= Stored items =
◆ ◆ ◆ ◆

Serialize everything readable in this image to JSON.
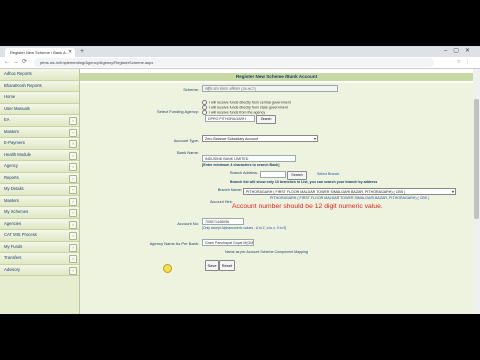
{
  "browser": {
    "tab_title": "Register New Scheme / Bank A...",
    "url": "pfms.nic.in/Implementing/Agency/Agency/RegisterScheme.aspx"
  },
  "sidebar": {
    "items": [
      {
        "label": "Adhoc Reports",
        "chevron": false
      },
      {
        "label": "BharatKosh Reports",
        "chevron": false
      },
      {
        "label": "Home",
        "chevron": false
      },
      {
        "label": "User Manuals",
        "chevron": false
      },
      {
        "label": "EA",
        "chevron": true
      },
      {
        "label": "Masters",
        "chevron": true
      },
      {
        "label": "E-Payment",
        "chevron": true
      },
      {
        "label": "Health Module",
        "chevron": true
      },
      {
        "label": "Agency",
        "chevron": true
      },
      {
        "label": "Reports",
        "chevron": true
      },
      {
        "label": "My Details",
        "chevron": true
      },
      {
        "label": "Masters",
        "chevron": true
      },
      {
        "label": "My Schemes",
        "chevron": true
      },
      {
        "label": "Agencies",
        "chevron": true
      },
      {
        "label": "CAT MIS Process",
        "chevron": true
      },
      {
        "label": "My Funds",
        "chevron": true
      },
      {
        "label": "Transfers",
        "chevron": true
      },
      {
        "label": "Advisory",
        "chevron": true
      }
    ]
  },
  "form": {
    "title": "Register New Scheme /Bank Account",
    "scheme_label": "Scheme:",
    "scheme_value": "राष्ट्रीय ग्राम स्वराज अभियान (28-HCT)",
    "funding_label": "Select Funding Agency:",
    "funding_options": [
      "I will receive funds directly from central government",
      "I will receive funds directly from state government",
      "I will receive funds from the agency"
    ],
    "funding_agency_value": "DPRO PITHORAGARH",
    "funding_btn": "Search",
    "account_type_label": "Account Type:",
    "account_type_value": "Zero Balance Subsidiary Account",
    "bank_name_label": "Bank Name:",
    "bank_name_value": "INDUSIND BANK LIMITED",
    "bank_hint": "[Enter minimum 4 characters to search Bank]",
    "branch_addr_label": "Branch Address:",
    "branch_search_btn": "Search",
    "select_branch": "Select Branch",
    "branch_note": "Branch list will show only 10 branches in List, you can search your branch by address",
    "branch_name_label": "Branch Name:",
    "branch_name_value": "PITHORAGARH ( FIRST FLOOR MALDAR TOWER SIMALGARI BAZAR, PITHORAGARH) ( CBS )",
    "branch_detail": "PITHORAGARH ( FIRST FLOOR MALDAR TOWER SIMALGARI BAZAR, PITHORAGARH) ( CBS )",
    "account_hint_label": "Account Hint:",
    "error_text": "Account number should be 12 digit numeric value.",
    "account_no_label": "Account No:",
    "account_no_value": "709571448096",
    "account_no_hint": "[Only accept Alphanumeric values - A to Z, a to z, 0 to 9]",
    "agency_name_label": "Agency Name As Per Bank:",
    "agency_name_value": "Gram Panchayat Goyal M(GM)",
    "agency_hint": "Name as per Account Scheme Component Mapping",
    "save_btn": "Save",
    "reset_btn": "Reset"
  }
}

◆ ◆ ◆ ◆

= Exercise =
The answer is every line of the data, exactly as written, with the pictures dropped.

= Task output =
Serialize everything readable in this image to JSON.
{
  "browser": {
    "tab_title": "Register New Scheme / Bank A...",
    "url": "pfms.nic.in/Implementing/Agency/Agency/RegisterScheme.aspx"
  },
  "sidebar": {
    "items": [
      {
        "label": "Adhoc Reports",
        "chevron": false
      },
      {
        "label": "BharatKosh Reports",
        "chevron": false
      },
      {
        "label": "Home",
        "chevron": false
      },
      {
        "label": "User Manuals",
        "chevron": false
      },
      {
        "label": "EA",
        "chevron": true
      },
      {
        "label": "Masters",
        "chevron": true
      },
      {
        "label": "E-Payment",
        "chevron": true
      },
      {
        "label": "Health Module",
        "chevron": true
      },
      {
        "label": "Agency",
        "chevron": true
      },
      {
        "label": "Reports",
        "chevron": true
      },
      {
        "label": "My Details",
        "chevron": true
      },
      {
        "label": "Masters",
        "chevron": true
      },
      {
        "label": "My Schemes",
        "chevron": true
      },
      {
        "label": "Agencies",
        "chevron": true
      },
      {
        "label": "CAT MIS Process",
        "chevron": true
      },
      {
        "label": "My Funds",
        "chevron": true
      },
      {
        "label": "Transfers",
        "chevron": true
      },
      {
        "label": "Advisory",
        "chevron": true
      }
    ]
  },
  "form": {
    "title": "Register New Scheme /Bank Account",
    "scheme_label": "Scheme:",
    "scheme_value": "राष्ट्रीय ग्राम स्वराज अभियान (28-HCT)",
    "funding_label": "Select Funding Agency:",
    "funding_options": [
      "I will receive funds directly from central government",
      "I will receive funds directly from state government",
      "I will receive funds from the agency"
    ],
    "funding_agency_value": "DPRO PITHORAGARH",
    "funding_btn": "Search",
    "account_type_label": "Account Type:",
    "account_type_value": "Zero Balance Subsidiary Account",
    "bank_name_label": "Bank Name:",
    "bank_name_value": "INDUSIND BANK LIMITED",
    "bank_hint": "[Enter minimum 4 characters to search Bank]",
    "branch_addr_label": "Branch Address:",
    "branch_search_btn": "Search",
    "select_branch": "Select Branch",
    "branch_note": "Branch list will show only 10 branches in List, you can search your branch by address",
    "branch_name_label": "Branch Name:",
    "branch_name_value": "PITHORAGARH ( FIRST FLOOR MALDAR TOWER SIMALGARI BAZAR, PITHORAGARH) ( CBS )",
    "branch_detail": "PITHORAGARH ( FIRST FLOOR MALDAR TOWER SIMALGARI BAZAR, PITHORAGARH) ( CBS )",
    "account_hint_label": "Account Hint:",
    "error_text": "Account number should be 12 digit numeric value.",
    "account_no_label": "Account No:",
    "account_no_value": "709571448096",
    "account_no_hint": "[Only accept Alphanumeric values - A to Z, a to z, 0 to 9]",
    "agency_name_label": "Agency Name As Per Bank:",
    "agency_name_value": "Gram Panchayat Goyal M(GM)",
    "agency_hint": "Name as per Account Scheme Component Mapping",
    "save_btn": "Save",
    "reset_btn": "Reset"
  }
}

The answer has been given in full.